I still like the idea of placing cars underground and making the drivers pay for the privilege. It always makes me mad that public transport is forced underground in most cities. It may be faster there, but access by passengers is complicated, it’s way more expensive than surface based transit (leading free marketers to say public transport is too expensive!) and public transport passengers (people doing something good for the environment!) are forced to sit in dark tunnels, while car drivers enjoy the sunshine.
More photos of the Rose Kennedy Greenway in Boston on my Flickr account.
In September I visited Boston to talk with people in the city and at MIT about GreenCityStreets. Lots of interesting discussion and ideas to follow up on in 2012. I had some time to go down memory lane, and walked through the Public Garden on a beautiful fall day.

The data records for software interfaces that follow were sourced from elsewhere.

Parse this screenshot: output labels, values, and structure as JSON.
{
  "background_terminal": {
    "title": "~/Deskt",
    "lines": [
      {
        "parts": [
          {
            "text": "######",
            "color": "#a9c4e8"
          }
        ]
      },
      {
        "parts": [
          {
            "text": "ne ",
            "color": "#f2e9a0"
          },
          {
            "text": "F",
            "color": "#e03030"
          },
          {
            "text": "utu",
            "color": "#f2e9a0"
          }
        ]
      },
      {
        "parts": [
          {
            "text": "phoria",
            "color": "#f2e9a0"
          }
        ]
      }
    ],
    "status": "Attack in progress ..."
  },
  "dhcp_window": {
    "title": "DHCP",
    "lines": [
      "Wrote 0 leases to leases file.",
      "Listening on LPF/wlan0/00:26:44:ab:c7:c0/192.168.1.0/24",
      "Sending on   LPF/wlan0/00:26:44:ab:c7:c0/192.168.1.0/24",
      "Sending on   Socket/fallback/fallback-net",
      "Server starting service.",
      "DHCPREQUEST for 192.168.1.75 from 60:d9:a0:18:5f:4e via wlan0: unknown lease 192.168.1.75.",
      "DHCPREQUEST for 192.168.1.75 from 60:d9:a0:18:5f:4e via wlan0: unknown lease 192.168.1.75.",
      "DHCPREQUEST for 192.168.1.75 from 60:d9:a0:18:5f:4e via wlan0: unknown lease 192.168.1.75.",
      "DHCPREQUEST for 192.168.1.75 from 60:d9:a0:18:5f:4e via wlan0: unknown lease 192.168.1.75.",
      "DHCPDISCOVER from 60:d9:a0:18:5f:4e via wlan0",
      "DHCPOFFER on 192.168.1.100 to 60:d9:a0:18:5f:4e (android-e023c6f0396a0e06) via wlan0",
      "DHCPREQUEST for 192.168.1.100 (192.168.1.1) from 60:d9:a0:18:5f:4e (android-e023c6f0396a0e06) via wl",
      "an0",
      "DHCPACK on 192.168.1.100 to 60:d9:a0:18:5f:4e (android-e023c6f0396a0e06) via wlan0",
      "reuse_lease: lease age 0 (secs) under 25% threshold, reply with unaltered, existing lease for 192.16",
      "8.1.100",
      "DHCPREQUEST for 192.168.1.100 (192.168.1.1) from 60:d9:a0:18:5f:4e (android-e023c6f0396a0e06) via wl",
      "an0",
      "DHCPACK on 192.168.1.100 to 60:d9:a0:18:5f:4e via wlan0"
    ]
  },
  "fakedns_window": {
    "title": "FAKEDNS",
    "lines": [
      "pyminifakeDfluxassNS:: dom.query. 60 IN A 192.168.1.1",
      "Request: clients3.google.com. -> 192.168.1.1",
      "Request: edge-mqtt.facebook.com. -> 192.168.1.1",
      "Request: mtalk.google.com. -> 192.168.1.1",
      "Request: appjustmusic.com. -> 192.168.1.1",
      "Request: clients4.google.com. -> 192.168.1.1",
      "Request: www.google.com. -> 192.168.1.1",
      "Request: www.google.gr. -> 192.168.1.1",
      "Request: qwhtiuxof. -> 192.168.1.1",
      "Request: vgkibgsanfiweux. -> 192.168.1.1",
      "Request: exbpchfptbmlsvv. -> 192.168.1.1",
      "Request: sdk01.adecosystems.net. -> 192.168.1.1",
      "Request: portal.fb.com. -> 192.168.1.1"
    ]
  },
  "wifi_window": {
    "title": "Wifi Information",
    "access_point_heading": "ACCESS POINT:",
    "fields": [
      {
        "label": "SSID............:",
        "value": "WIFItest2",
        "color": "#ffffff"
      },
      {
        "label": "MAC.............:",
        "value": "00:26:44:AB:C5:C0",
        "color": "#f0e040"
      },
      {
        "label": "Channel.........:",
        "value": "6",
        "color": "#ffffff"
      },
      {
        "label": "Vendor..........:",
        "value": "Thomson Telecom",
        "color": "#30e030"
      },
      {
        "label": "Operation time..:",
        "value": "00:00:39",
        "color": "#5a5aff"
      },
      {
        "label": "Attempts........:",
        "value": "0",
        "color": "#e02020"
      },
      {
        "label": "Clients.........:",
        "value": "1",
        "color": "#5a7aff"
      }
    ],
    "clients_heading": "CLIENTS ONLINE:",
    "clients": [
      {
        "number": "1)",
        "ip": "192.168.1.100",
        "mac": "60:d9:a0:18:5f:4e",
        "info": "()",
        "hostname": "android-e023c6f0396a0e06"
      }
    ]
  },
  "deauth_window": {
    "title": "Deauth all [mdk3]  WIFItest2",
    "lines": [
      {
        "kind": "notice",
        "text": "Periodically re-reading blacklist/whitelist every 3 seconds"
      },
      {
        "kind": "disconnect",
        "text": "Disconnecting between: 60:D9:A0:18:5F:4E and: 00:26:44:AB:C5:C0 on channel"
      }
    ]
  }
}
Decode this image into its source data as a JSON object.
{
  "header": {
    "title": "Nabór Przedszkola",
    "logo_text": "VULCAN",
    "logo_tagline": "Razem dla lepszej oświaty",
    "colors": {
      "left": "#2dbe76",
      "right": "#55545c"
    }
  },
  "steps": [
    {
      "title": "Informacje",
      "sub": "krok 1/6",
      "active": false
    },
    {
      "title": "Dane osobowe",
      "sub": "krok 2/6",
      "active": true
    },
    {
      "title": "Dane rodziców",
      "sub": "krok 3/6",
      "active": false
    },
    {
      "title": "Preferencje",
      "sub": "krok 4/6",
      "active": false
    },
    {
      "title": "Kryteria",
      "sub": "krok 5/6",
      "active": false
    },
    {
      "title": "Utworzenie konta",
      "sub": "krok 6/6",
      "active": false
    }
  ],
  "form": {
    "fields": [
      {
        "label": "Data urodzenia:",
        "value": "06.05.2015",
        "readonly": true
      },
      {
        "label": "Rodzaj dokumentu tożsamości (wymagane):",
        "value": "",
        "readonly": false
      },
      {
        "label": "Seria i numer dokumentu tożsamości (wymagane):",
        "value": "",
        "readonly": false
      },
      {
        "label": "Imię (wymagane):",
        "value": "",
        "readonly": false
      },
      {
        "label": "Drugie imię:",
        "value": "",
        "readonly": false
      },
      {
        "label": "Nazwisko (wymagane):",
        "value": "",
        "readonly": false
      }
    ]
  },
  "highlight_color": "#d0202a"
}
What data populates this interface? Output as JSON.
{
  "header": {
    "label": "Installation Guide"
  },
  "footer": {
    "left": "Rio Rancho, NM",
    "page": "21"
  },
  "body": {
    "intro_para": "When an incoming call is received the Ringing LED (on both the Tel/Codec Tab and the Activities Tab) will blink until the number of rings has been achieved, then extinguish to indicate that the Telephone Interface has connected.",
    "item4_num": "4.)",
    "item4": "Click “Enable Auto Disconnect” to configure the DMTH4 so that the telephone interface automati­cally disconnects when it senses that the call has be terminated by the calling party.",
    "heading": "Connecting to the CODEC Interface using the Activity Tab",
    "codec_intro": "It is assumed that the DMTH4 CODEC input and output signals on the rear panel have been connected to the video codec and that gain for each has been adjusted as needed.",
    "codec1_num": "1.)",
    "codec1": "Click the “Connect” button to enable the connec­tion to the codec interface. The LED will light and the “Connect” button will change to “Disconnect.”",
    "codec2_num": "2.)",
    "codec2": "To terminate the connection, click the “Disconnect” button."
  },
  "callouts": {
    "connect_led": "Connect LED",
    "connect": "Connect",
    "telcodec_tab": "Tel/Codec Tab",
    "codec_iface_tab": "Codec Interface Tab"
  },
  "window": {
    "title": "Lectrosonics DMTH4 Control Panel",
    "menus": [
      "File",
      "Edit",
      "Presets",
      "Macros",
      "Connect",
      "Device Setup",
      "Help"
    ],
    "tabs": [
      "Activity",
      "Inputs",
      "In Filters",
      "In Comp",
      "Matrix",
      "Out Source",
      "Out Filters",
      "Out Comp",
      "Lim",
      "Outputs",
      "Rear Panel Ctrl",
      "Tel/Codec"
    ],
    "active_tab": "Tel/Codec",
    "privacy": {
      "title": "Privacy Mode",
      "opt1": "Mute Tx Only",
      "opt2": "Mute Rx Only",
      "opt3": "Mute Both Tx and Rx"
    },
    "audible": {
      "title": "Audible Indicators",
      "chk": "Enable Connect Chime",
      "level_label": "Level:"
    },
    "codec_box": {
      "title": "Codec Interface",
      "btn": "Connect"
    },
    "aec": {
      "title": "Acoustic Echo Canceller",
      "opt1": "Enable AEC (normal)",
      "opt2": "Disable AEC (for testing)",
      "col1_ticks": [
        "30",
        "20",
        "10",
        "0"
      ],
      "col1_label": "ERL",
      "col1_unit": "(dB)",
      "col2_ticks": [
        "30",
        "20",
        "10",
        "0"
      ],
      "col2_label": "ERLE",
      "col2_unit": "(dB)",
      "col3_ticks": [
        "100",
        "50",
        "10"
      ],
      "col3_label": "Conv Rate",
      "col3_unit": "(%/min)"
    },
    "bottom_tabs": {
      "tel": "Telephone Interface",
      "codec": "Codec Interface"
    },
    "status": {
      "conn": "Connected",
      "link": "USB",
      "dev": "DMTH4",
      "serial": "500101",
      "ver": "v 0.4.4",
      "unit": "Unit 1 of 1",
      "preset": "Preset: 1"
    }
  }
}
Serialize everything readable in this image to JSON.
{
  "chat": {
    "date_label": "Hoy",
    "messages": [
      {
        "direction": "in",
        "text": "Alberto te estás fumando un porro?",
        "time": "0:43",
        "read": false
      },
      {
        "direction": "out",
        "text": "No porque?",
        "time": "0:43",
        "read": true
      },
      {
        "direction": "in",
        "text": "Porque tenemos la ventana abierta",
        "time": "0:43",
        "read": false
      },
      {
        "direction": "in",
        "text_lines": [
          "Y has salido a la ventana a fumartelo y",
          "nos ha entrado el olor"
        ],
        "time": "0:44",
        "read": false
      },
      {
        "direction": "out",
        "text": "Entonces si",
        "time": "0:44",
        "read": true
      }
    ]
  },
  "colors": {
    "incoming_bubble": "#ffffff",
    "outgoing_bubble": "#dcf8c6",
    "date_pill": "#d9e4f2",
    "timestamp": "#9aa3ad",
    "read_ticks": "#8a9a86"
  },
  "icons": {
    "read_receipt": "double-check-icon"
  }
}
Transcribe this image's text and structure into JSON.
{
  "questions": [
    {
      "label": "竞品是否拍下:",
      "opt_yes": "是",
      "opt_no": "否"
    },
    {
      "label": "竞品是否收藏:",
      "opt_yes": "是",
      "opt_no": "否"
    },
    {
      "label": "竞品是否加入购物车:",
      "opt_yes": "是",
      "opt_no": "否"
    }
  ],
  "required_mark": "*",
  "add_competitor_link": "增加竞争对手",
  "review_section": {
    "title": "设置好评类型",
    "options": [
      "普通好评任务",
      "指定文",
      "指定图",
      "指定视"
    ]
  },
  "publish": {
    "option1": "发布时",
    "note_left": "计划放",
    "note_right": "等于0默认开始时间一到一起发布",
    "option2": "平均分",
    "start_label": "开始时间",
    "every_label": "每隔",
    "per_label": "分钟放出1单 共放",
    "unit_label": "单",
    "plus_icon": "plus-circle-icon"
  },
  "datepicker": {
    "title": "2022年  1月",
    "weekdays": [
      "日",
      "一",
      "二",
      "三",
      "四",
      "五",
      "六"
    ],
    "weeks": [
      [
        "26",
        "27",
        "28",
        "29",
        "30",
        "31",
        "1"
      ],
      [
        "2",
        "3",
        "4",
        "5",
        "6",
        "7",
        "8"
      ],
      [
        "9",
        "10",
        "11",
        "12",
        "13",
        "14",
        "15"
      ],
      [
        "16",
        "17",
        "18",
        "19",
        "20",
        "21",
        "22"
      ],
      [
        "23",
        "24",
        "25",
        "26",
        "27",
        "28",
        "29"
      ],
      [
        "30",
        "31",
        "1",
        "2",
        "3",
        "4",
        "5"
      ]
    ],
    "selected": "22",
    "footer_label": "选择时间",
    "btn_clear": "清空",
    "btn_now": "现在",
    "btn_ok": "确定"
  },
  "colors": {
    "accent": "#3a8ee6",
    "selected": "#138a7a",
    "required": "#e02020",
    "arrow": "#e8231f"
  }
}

When the weather was good I used to walk home from Northeastern through the Public Garden to my apartment in the North End. It was a great way to unwind from my Masters Thesis research. My route took me through the Fenway, people watching on Newbury Street in the Back Bay, then through the Public Garden, crossing the street into The Commons, then past the Park Street MBTA station, through Government Center, by Haymarket, then under the Central Artery to Salem Street.
The Public Garden was always a highlight in early spring and summer. Green lawns with lots of flowers, generally the Swan Boats were stowed away for the night, and a cool breeze. All my Boston Public Garden photos on Flickr.
Here’s another Boston aerial photo. I am working on my settings, let’s see if this one fits in the Blogger format.
Flying out of Boston last week I had a window seat and it was a clear day. Here’s a photo of downtown Boston and the new bridge. More photos on my flickr site.
I just returned from a trip to the USA. Starting with my hometown of Buffalo, then Troy NY (for a Rensselaer Polytechnic Institute reunion), on to Boston, then San Jose and finally San Francisco. Lots of traveling.
Last Monday was a real adventure: my sister dropped me off at the commuter rail station in Worchester MA, took the train to Boston South Station. From there I took the new Silver Line bus rapid transit (BRT) line to the airport. The photo above is of downtown Boston from the airplane.
The Silver Line has a neat system where they send people heading to the airport with baggage to one end of the platform enabling them to board the bus first and put their baggage on the racks. Then the bus pulls up to the main platform and all the other riders board (there are four stops before the airport).
My only complaint was that the signs in South Station were not easy to read/understand. Specifically, they have a very small silver airplane symbol on a maroon background … this is supposed to tell you to go this way to the airport. I went up and down the escalators several times looking for the Silver Line to the airport – and, when I – a fairly seasoned public transport user and traveler – have this kind of problem I am sure I am not alone!
The flight to San Francisco was fine. From San Francisco airport I headed south to San Jose via Caltrain. More in my next post!